++++ DATA SHOWN

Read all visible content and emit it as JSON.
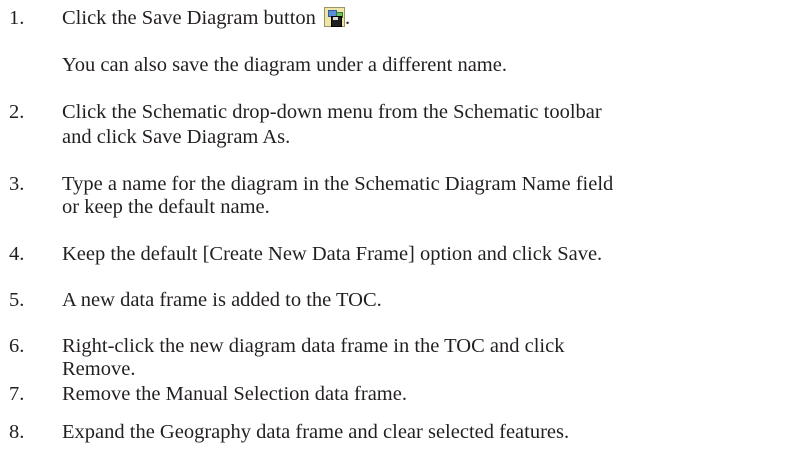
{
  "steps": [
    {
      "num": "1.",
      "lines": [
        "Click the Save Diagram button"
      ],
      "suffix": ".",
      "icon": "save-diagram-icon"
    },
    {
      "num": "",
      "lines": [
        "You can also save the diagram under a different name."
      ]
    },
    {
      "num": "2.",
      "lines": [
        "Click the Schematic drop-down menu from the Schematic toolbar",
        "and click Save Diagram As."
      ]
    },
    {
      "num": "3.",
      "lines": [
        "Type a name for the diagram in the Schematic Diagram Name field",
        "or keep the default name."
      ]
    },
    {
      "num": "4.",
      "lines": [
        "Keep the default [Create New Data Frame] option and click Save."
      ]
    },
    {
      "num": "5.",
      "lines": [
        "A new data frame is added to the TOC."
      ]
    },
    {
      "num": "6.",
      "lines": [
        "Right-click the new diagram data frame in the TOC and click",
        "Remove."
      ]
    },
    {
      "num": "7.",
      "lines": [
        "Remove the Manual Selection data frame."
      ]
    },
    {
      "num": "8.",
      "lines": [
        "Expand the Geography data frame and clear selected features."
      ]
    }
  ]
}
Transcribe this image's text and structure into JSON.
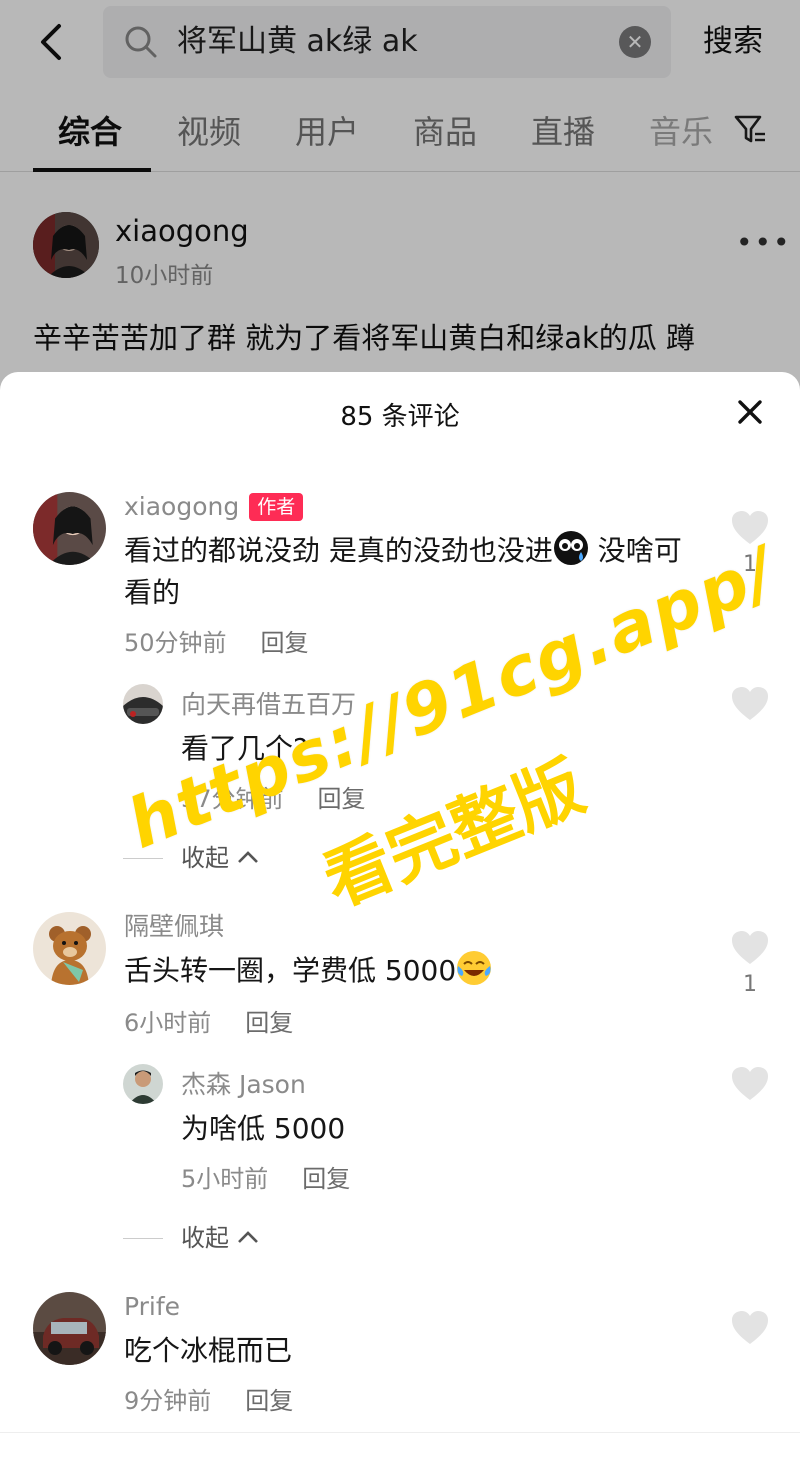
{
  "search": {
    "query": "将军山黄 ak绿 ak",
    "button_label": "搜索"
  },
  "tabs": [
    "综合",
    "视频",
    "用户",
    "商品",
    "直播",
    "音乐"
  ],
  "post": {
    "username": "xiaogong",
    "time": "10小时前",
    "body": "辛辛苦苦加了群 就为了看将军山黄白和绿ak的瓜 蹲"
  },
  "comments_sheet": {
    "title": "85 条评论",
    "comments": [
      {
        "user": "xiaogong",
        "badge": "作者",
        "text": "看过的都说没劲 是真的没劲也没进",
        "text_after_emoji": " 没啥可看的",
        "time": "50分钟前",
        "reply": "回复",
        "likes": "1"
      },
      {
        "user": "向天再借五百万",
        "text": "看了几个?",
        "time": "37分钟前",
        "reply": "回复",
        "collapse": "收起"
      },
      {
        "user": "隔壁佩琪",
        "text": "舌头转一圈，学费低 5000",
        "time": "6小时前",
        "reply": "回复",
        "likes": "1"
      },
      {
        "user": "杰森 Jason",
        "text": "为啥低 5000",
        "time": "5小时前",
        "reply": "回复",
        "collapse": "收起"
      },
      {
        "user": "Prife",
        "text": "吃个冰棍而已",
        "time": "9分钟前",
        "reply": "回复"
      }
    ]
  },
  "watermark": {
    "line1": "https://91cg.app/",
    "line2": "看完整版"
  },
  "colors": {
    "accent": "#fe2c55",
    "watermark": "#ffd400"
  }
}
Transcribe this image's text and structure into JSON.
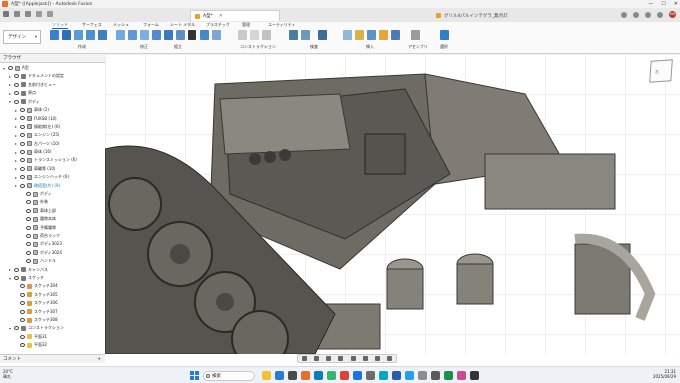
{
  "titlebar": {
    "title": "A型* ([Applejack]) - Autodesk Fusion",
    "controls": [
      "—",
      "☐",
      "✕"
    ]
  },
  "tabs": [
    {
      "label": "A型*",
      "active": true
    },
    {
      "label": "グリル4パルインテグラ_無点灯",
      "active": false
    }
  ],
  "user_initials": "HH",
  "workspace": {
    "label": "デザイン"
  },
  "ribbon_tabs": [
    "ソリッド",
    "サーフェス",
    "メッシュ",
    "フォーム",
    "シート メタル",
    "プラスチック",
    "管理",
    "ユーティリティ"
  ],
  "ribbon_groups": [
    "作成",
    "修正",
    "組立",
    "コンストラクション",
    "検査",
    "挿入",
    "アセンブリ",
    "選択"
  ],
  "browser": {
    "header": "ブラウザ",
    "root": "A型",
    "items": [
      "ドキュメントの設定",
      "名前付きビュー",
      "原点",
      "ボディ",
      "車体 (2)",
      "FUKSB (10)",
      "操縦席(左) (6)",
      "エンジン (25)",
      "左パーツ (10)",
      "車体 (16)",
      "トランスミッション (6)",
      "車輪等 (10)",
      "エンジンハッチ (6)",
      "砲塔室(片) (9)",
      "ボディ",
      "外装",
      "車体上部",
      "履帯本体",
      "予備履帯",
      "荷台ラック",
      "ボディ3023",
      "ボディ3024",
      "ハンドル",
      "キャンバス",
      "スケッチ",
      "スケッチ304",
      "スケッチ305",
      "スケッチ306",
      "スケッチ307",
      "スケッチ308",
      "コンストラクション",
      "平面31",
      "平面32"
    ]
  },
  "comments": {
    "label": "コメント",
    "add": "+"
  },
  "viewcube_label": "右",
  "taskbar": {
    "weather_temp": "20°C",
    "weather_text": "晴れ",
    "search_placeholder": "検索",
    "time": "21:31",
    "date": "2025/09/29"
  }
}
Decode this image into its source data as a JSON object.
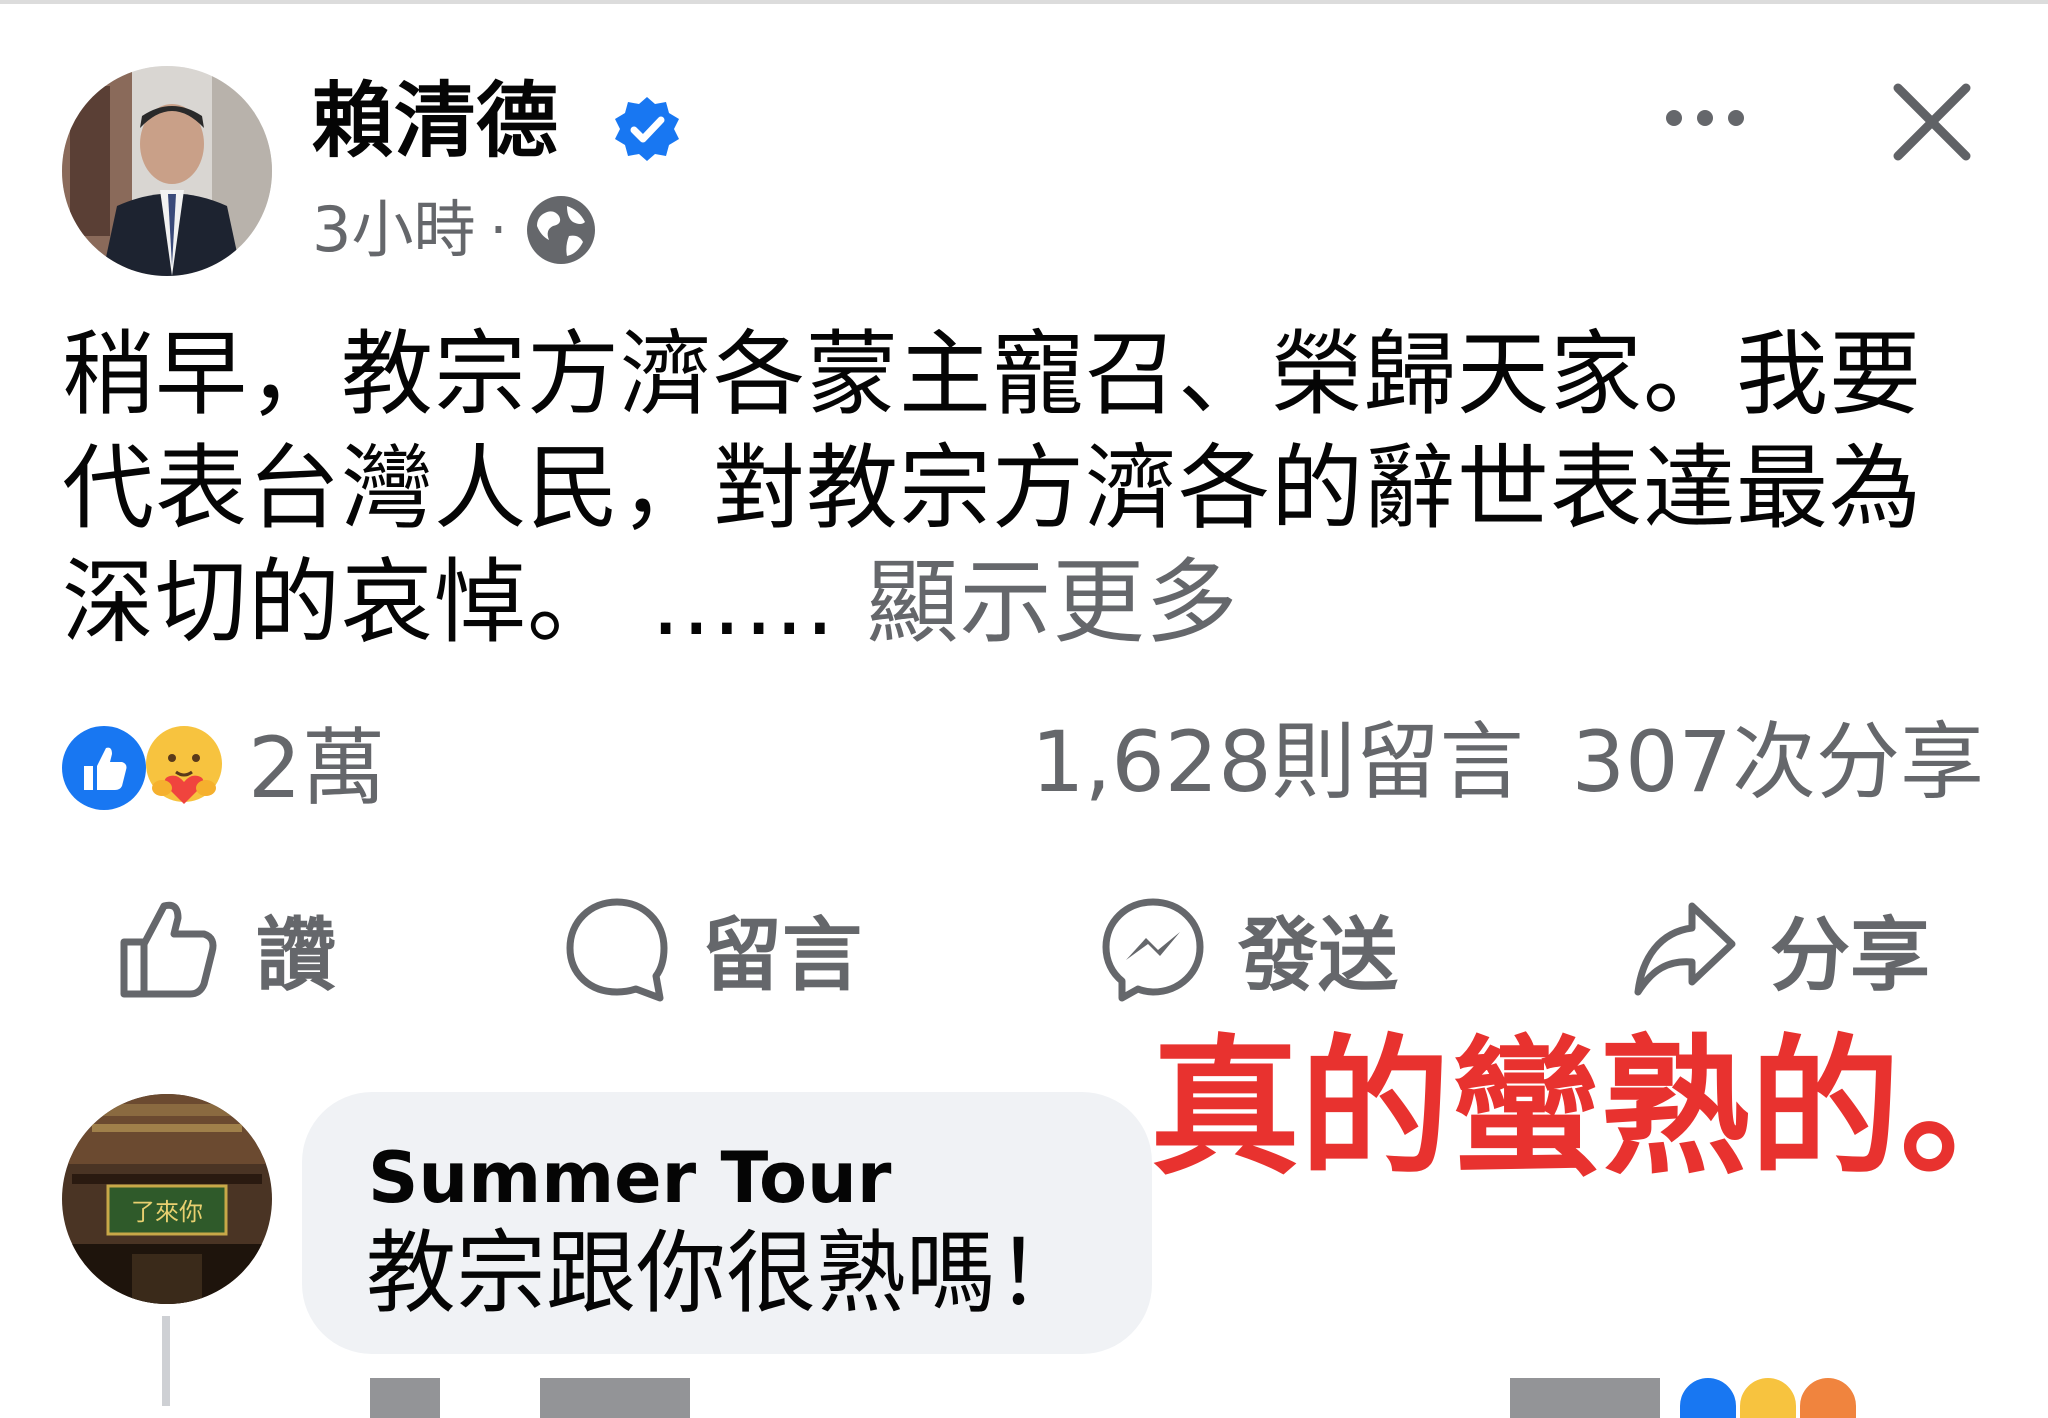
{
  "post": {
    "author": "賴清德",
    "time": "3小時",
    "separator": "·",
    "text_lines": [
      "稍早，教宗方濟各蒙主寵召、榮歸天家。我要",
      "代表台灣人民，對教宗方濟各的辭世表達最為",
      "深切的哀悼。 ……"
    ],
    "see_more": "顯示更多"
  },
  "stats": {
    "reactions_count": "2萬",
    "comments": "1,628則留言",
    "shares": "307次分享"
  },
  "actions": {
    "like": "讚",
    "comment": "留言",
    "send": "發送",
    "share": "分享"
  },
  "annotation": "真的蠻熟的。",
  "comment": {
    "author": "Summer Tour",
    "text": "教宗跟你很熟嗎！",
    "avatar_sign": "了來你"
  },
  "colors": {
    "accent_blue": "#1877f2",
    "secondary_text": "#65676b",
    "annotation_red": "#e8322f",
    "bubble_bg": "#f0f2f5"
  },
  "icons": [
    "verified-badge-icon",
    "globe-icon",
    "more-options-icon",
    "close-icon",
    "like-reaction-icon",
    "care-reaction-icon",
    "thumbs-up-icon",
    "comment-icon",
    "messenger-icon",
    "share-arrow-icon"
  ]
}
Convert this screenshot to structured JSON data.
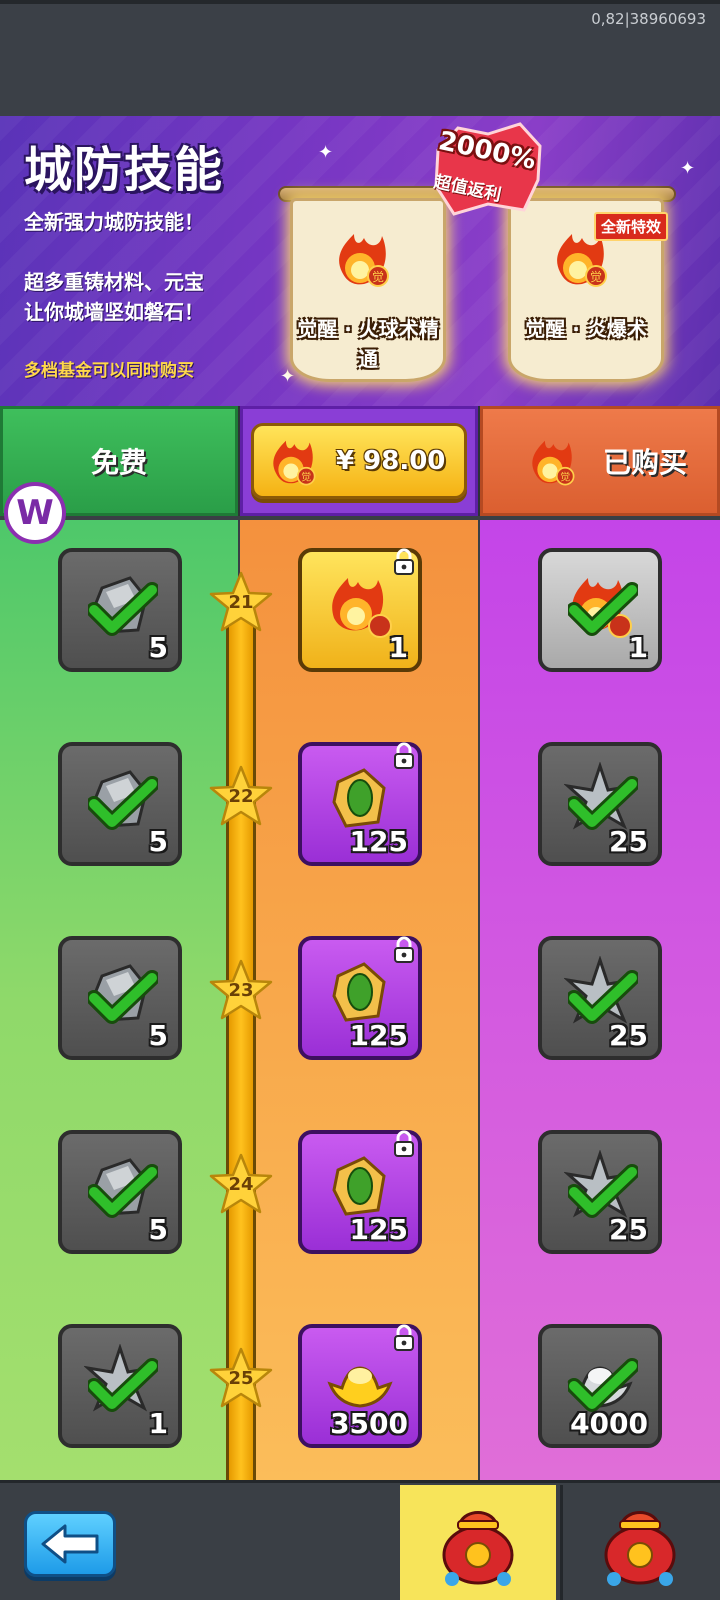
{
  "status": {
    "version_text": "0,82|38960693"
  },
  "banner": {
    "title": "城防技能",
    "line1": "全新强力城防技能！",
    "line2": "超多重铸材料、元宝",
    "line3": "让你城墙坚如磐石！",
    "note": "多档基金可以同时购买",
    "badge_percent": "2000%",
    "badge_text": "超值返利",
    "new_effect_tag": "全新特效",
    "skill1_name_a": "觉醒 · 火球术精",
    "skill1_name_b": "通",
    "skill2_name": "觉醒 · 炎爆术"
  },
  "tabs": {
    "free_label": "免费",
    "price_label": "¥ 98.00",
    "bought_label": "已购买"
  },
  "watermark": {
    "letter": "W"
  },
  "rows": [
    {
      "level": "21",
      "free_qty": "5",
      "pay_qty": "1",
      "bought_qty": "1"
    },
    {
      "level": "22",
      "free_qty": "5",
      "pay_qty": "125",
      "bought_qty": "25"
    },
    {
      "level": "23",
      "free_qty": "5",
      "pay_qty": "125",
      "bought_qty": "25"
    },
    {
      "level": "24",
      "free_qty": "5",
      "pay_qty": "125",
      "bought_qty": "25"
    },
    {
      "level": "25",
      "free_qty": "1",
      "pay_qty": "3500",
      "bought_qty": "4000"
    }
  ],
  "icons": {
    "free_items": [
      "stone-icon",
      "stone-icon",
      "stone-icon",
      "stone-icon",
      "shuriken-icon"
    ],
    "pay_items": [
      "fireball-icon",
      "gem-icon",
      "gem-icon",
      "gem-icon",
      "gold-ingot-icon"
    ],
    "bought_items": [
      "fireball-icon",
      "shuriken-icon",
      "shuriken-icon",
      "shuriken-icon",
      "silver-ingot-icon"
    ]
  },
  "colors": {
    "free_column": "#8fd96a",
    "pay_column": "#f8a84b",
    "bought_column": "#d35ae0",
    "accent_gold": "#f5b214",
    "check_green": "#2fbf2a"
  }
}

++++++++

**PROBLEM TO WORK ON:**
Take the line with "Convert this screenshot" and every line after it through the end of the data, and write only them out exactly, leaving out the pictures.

**YOUR SOLUTION:**
Convert this screenshot to structured JSON data.
{
  "status": {
    "version_text": "0,82|38960693"
  },
  "banner": {
    "title": "城防技能",
    "line1": "全新强力城防技能！",
    "line2": "超多重铸材料、元宝",
    "line3": "让你城墙坚如磐石！",
    "note": "多档基金可以同时购买",
    "badge_percent": "2000%",
    "badge_text": "超值返利",
    "new_effect_tag": "全新特效",
    "skill1_name_a": "觉醒 · 火球术精",
    "skill1_name_b": "通",
    "skill2_name": "觉醒 · 炎爆术"
  },
  "tabs": {
    "free_label": "免费",
    "price_label": "¥ 98.00",
    "bought_label": "已购买"
  },
  "watermark": {
    "letter": "W"
  },
  "rows": [
    {
      "level": "21",
      "free_qty": "5",
      "pay_qty": "1",
      "bought_qty": "1"
    },
    {
      "level": "22",
      "free_qty": "5",
      "pay_qty": "125",
      "bought_qty": "25"
    },
    {
      "level": "23",
      "free_qty": "5",
      "pay_qty": "125",
      "bought_qty": "25"
    },
    {
      "level": "24",
      "free_qty": "5",
      "pay_qty": "125",
      "bought_qty": "25"
    },
    {
      "level": "25",
      "free_qty": "1",
      "pay_qty": "3500",
      "bought_qty": "4000"
    }
  ],
  "icons": {
    "free_items": [
      "stone-icon",
      "stone-icon",
      "stone-icon",
      "stone-icon",
      "shuriken-icon"
    ],
    "pay_items": [
      "fireball-icon",
      "gem-icon",
      "gem-icon",
      "gem-icon",
      "gold-ingot-icon"
    ],
    "bought_items": [
      "fireball-icon",
      "shuriken-icon",
      "shuriken-icon",
      "shuriken-icon",
      "silver-ingot-icon"
    ]
  },
  "colors": {
    "free_column": "#8fd96a",
    "pay_column": "#f8a84b",
    "bought_column": "#d35ae0",
    "accent_gold": "#f5b214",
    "check_green": "#2fbf2a"
  }
}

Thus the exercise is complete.